Going back and changing course so early on in a game is understandable. Especially on something so central to the games overall story. But this trick of revisiting past saves and replaying events is one that has been embraced by a growing number of gamers.

Bioware's RPGs are probably the best examples of games that offer players defined routes to take. They usually present gamers with a black and white decision (sometimes grey) to make regarding a dispute or conflict. It is not unusual for Bioware to then tie the resulting outcome to the conclusion of the story. It is cause and effect in action, and something that is used to create a unique experience for the gamer; developers want you to feel like you owned your adventure, they want you to feel like it was your story.

In Dragon Age: Origins, players were presented with a choice; help out some terrorised wood elves by killing some aggressive werewolves, or help the werewolves lift a curse put on them by a malicious wood elf. Whoever you side with turns up at the end of the game and joins in the battle against the Blight, an added dimension to think about when making your choice. Knowing that whoever I helped would come back and help me during the endgame swayed my thinking, so I went back and replayed the end of the quest, changed my decision and got an army of werewolves to help fight the final battle.
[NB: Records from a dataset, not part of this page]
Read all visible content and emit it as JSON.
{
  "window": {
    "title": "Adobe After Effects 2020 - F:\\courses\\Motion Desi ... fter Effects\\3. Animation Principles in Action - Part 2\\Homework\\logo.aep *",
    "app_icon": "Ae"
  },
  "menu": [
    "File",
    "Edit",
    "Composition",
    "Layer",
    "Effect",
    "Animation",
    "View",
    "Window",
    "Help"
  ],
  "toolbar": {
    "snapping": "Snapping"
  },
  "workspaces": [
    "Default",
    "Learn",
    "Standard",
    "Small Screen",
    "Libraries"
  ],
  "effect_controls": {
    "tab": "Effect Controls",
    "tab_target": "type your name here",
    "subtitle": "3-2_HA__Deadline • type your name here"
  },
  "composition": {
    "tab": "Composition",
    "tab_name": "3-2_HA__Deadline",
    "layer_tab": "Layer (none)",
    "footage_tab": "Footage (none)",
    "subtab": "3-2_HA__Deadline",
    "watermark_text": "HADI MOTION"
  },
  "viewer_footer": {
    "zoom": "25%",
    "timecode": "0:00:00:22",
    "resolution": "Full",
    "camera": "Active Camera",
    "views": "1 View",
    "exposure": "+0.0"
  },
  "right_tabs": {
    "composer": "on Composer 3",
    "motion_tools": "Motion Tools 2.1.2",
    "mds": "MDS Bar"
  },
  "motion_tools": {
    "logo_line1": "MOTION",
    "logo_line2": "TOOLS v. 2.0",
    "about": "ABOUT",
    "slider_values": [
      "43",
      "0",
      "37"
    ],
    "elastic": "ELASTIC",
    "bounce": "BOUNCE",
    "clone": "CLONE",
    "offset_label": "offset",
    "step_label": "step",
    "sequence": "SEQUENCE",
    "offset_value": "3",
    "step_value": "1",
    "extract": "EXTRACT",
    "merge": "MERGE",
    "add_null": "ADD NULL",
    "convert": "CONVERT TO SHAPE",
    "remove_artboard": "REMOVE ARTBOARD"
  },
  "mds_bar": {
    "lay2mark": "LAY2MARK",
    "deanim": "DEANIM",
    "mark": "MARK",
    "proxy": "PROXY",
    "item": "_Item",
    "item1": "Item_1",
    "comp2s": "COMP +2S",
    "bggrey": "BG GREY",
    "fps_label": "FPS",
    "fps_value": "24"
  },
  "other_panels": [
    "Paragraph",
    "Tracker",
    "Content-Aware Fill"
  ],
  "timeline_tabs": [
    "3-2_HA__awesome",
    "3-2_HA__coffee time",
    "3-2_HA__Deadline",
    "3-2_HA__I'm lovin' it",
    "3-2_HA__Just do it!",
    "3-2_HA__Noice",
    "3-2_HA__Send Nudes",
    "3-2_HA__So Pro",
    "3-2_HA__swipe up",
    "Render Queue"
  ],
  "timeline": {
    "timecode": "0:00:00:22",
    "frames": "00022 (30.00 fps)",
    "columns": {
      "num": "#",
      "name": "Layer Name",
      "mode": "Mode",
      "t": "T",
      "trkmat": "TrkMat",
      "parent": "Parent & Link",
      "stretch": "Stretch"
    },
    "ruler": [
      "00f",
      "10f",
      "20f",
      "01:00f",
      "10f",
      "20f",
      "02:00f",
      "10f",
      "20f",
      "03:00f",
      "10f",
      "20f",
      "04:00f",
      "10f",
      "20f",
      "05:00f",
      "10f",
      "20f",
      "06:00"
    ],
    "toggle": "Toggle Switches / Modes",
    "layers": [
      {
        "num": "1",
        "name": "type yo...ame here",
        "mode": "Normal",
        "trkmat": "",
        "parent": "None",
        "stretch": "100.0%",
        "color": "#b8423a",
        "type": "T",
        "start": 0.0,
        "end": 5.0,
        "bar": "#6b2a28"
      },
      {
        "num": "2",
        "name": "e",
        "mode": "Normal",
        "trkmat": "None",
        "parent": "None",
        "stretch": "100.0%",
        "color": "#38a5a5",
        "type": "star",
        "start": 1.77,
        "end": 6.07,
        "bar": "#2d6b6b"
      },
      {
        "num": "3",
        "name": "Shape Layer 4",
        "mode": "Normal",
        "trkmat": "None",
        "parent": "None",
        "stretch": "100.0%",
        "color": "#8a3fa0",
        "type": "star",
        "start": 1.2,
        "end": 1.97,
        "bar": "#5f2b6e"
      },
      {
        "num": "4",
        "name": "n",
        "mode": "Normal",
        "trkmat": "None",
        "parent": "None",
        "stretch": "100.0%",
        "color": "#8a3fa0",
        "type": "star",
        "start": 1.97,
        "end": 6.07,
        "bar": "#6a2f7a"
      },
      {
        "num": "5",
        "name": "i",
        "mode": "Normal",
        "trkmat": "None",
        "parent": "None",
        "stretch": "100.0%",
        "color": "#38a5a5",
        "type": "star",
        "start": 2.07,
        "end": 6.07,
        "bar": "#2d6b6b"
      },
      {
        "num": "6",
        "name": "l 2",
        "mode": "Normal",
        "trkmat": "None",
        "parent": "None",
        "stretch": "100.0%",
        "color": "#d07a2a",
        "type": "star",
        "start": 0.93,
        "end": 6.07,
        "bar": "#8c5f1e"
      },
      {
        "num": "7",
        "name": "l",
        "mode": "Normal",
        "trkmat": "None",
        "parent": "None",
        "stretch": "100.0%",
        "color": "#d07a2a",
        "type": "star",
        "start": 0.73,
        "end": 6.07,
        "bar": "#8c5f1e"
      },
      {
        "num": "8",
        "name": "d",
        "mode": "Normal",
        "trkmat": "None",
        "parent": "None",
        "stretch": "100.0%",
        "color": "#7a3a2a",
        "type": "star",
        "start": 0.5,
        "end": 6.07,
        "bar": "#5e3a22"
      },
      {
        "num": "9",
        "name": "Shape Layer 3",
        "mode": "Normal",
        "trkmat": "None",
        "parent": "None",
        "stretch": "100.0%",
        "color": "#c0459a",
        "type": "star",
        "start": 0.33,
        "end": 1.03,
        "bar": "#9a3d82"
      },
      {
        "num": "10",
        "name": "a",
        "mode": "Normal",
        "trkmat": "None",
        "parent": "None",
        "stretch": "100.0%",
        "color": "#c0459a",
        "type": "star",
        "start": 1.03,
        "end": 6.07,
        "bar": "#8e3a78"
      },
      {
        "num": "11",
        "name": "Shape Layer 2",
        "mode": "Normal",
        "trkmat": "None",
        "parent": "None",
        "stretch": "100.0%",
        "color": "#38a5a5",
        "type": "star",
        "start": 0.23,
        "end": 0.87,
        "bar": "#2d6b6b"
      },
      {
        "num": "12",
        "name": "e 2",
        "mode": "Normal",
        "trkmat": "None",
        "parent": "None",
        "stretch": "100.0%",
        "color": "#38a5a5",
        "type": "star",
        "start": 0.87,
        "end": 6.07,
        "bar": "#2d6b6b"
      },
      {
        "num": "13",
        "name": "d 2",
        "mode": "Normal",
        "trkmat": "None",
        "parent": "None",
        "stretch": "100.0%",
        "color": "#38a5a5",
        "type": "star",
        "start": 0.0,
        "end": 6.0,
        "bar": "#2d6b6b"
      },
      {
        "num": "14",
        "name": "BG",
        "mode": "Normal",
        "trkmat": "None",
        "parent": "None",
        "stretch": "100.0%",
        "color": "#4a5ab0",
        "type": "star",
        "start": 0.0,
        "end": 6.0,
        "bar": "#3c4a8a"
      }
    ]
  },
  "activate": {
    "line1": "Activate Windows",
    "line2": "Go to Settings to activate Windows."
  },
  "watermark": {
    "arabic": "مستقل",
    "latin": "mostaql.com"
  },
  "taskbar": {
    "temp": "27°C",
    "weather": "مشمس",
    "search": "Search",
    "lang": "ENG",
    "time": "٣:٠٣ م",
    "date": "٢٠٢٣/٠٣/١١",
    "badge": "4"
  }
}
Whether it is for achievements/trophies, or just out of curiosity, gamers are now playing out one scenario, finding out what happens, and then going back to a save and doing it the other way. I imagine it is something that drives developers crazy, by offering different paths for players to walk, their intention is to add weight and gravitas to the choices we make. When I got infected with vampirism in Oblivion, and then promptly went back to an old save game, I was interrupting the experience that Bethesda had planned for me. Even more so when I went back and replayed a pivotal moment at the end of Mass Effect; upon reflection I wanted Ashley to survive and so I went back and sacrificed Kaiden instead.

I'm not alone; I wonder how many people blew up Megaton in Fallout 3, only to go back to a previous save so they could reinstate the city. Whilst I avoided that particular back-track, I massacred the inhabitants of Ten-Penny Tower (because they had it coming), only to go back to a previous save purely because my character was a paragon of virtue and wouldn't have done that.

Star Wars: The Old Republic is a game that is flying in the face of this tradition. When you make a decision in TOR it is set in stone, and it is proving to be a refreshing change of pace for many. The knowledge that your actions have far-reaching and unalterable consequences adds weight to each choice, and as a result making decisions has become exhilarating once again.

In this day and age we gamers are a privileged bunch; computer games have never been as engaging, and they're only getting better. Part of the appeal of these games comes from the stories that we're told, and our increasing involvement in them. Developers are always trying to create more immersive worlds for us to explore, and in future I'm going to try and meet them in the middle. Playing Star Wars: The Old Republic has reintroduced me to the thrill of living on a knife edge; to making choices that matter and being accountable for my actions.

From now on I'm going make my decisions and live with them, and hang the consequences.